While your enthusiasm may lead you to a category, don’t rely only on it. You should use product research tools that can assist you in identifying legitimate money-making prospects. After all, your main aim is to make money, therefore you should prioritize finding underdeveloped niches with a lot of potential.
After you’ve narrowed down your choices, conduct some more research about selling on Amazon FBA. What you’ll need to accomplish depends on how you go about sourcing. If you want to make the items yourself, you need to look at production, packaging, and other costs. Spend some time researching who sells the items you want to sell on Amazon if you want to engage with a dropshipping supplier, wholesaler, or manufacturer.
Even the finest product niche won’t work if you can’t get your hands on the necessary supplies. So, if you believe you’ve got a winner, perform some preliminary research to ensure that what you wish to sell is either available or creatable. Great if you can get that stuff with moderate ease. If not, return to the product research tools to see what else is available.
3.3. List Product on Amazon & Optimize Amazon A10 Algorithm
You can post your products for sale on Amazon after they’re ready to ship.

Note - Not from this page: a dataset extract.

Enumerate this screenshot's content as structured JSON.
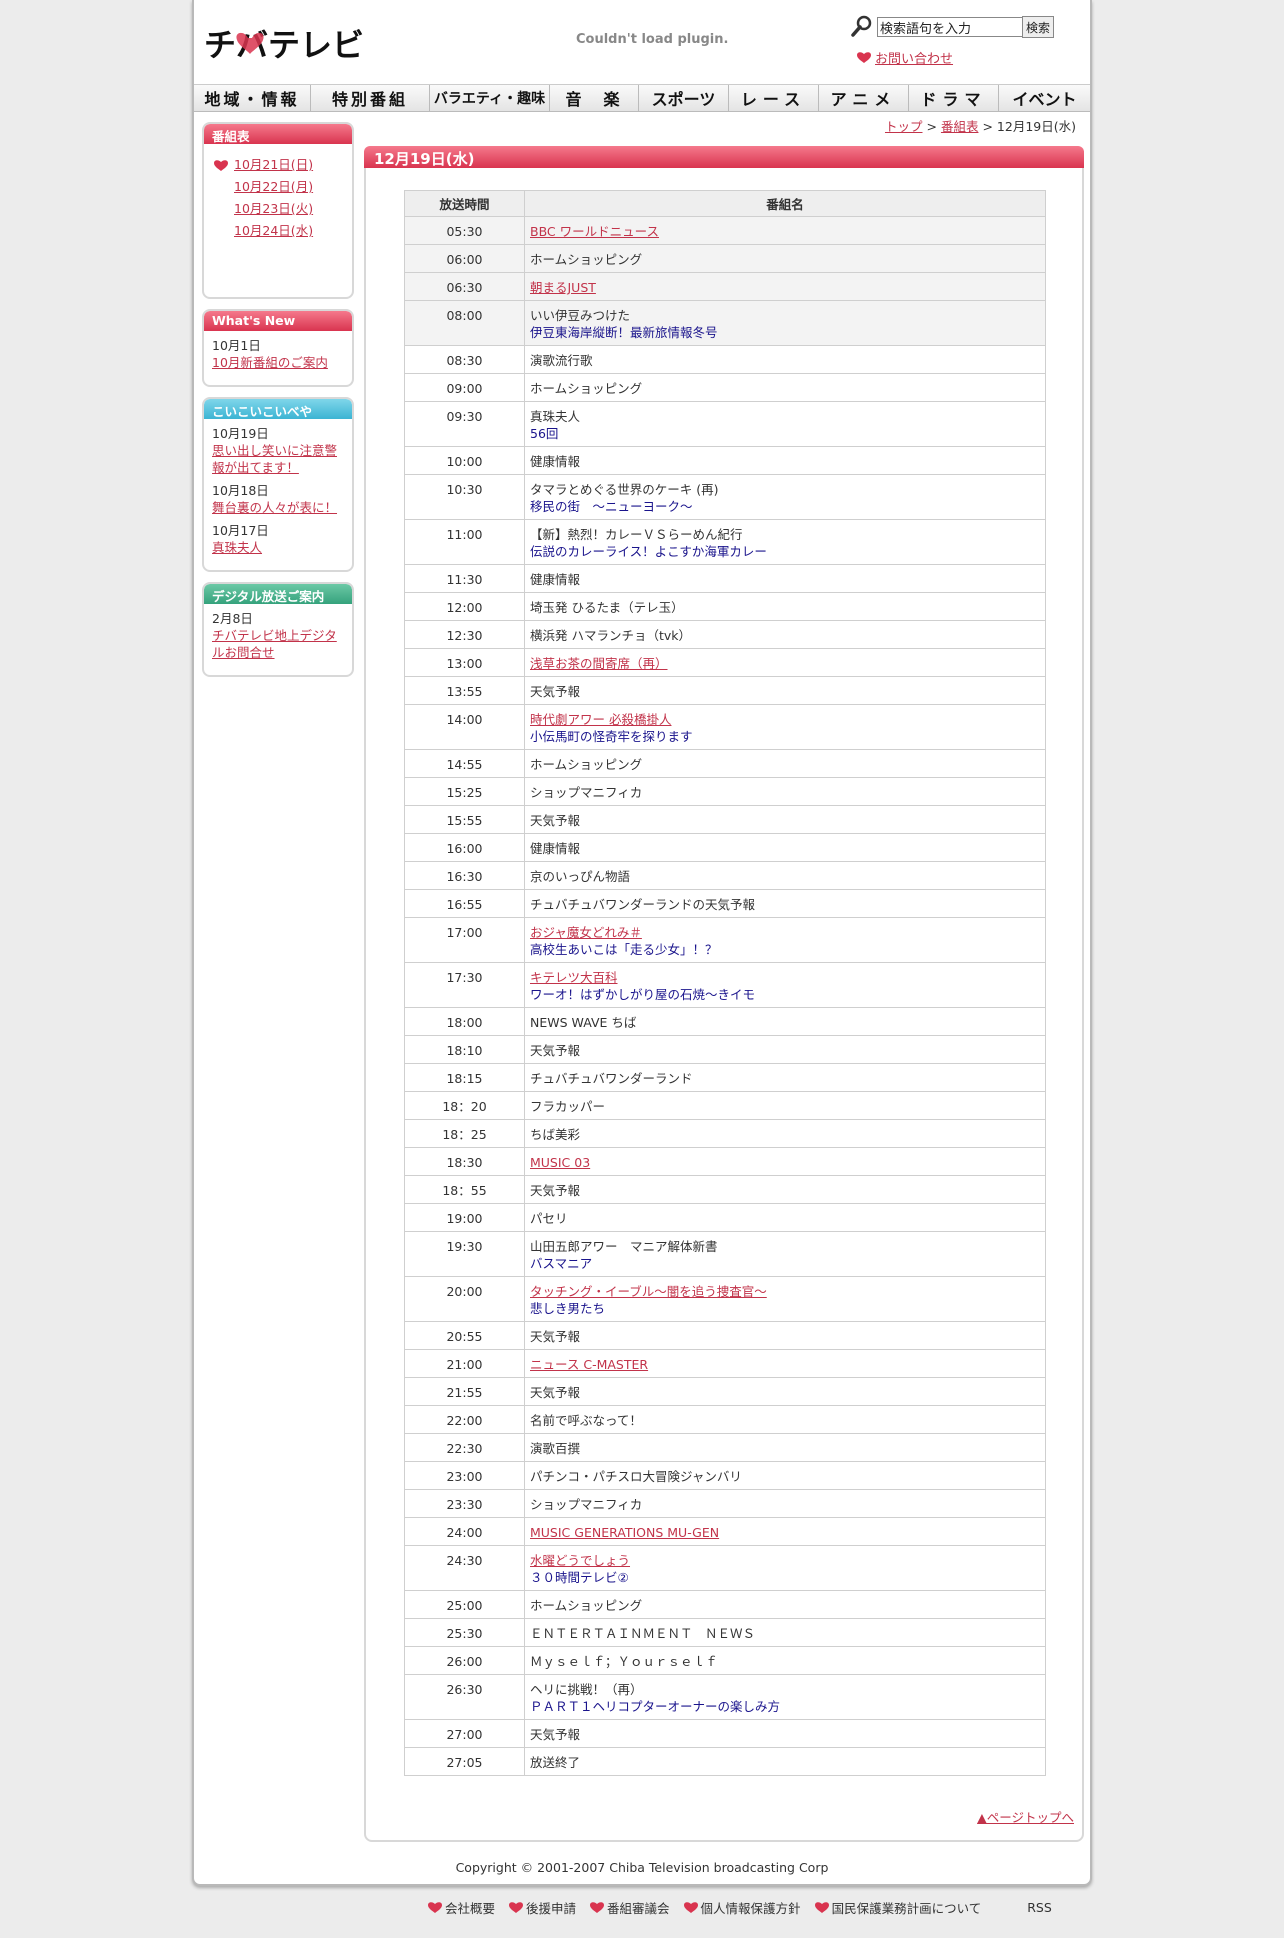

Customers will be able to make purchases, allowing your firm to be up and running.
You must offer clear photos in addition to clear product titles and descriptions before selling on Amazon FBA. Additionally, use SEO best practices when creating listings to increase the chances of your product appearing in organic search results.
Begin tracking your outcomes as your listings begin to generate revenue. If you’re falling behind your competition, you might need to improve your listings in order to capture a larger share of the market.

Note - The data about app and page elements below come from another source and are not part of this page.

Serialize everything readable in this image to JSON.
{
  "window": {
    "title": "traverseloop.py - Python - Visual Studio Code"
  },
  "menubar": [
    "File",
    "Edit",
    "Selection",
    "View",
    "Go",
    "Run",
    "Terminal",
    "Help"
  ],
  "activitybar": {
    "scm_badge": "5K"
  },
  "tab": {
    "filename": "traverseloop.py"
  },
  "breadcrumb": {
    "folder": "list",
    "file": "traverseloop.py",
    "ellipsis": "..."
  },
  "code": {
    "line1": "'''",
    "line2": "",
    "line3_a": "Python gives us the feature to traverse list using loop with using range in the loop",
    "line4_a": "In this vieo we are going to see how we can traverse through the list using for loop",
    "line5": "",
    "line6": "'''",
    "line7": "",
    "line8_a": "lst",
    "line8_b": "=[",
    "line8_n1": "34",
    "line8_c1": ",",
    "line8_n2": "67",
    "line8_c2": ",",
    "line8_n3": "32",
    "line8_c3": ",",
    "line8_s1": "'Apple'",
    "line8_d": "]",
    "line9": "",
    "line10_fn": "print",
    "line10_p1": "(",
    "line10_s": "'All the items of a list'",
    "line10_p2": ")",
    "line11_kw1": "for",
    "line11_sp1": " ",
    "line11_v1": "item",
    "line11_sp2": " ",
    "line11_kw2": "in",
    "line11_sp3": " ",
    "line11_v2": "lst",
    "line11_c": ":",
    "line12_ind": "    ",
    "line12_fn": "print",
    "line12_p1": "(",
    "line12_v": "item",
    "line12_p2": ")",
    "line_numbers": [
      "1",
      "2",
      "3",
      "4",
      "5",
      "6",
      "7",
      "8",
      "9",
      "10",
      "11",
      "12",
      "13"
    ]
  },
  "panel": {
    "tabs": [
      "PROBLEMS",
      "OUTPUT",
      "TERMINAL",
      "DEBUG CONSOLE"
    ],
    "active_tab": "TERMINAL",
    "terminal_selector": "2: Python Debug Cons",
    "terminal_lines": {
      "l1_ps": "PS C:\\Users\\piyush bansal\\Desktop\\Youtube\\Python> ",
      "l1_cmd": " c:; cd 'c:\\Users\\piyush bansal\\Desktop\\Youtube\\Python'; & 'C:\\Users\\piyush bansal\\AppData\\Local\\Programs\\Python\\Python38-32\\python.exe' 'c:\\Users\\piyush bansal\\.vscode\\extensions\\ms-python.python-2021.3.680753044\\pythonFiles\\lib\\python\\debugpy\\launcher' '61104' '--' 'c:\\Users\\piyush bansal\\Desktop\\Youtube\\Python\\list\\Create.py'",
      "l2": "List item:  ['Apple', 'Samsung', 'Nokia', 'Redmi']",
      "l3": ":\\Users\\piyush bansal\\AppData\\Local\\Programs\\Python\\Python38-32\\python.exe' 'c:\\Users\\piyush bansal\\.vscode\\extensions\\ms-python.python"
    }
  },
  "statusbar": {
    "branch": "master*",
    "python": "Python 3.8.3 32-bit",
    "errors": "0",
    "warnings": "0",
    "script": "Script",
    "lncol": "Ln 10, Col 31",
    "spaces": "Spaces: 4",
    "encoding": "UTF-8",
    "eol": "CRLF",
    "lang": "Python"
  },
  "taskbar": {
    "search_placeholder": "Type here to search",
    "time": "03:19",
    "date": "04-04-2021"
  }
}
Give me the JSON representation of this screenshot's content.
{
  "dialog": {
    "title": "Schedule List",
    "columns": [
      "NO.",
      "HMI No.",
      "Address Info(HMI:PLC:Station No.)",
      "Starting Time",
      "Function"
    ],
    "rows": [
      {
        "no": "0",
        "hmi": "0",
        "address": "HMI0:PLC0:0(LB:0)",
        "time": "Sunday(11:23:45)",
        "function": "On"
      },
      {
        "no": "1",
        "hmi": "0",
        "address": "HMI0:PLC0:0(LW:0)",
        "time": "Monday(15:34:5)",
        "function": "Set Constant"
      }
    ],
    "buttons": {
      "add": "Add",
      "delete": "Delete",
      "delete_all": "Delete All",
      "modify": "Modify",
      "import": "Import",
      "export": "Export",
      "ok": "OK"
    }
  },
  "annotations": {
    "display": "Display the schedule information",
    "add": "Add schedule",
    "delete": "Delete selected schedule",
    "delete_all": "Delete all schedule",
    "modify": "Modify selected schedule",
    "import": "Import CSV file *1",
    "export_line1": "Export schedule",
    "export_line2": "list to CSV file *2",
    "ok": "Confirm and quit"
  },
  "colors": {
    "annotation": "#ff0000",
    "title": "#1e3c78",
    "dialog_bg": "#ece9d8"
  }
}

Start by looking at the listings of your rivals. Check to see if they’re employing any keywords or tactics that aren’t the same as yours. If that’s the case, you might consider updating your listings to attract more attention and increase sales.
3.4. Set fulfillment by Amazon
To do this, you have to focus on 2 main steps:
Step 1: Ship your products to Amazon
You may ship your goods to Amazon by creating a shipment plan, packaging your items, and shipping them to Amazon’s designated fulfillment centers using the carrier of your choosing. Within three business days after delivery, inventory supplied to a fulfillment center is scanned and made available for sale.
Send your items to the Amazon locations specified in your shipping plan. This guarantees that your inventory is located closer to clients, reducing the time it takes for your items to be delivered.
It is not permissible to ship your items contrary to your approved shipping plan (for example, by canceling a portion of an approved shipping plan, misrouting a shipment, or delivering a partial shipment). It necessitates additional processing and handling, which might cause a delay in receiving your item and making it available for sale. Your ability to create shipments may also be blocked as a result of this.
Step 2: Ship products from Amazon stores to Customers
After receiving your products, Amazon will package them. You may use Amazon packaging material or your own packaging material to package your items. Then, Amazon will ship them to your customers. Here, you’ll arrange for a pick-up, and an Amazon representative will deliver your merchandise to the consumer. That’s the end of the process of selling on Amazon FBA.
4. Final thought
You can earn so much more out of your online sales by using the power of Amazon FBA, but only if you execute it right and have goods that are profitable for it. Selling on Amazon FBA is not easy but we try our best to show you the right first steps. Here is your turn!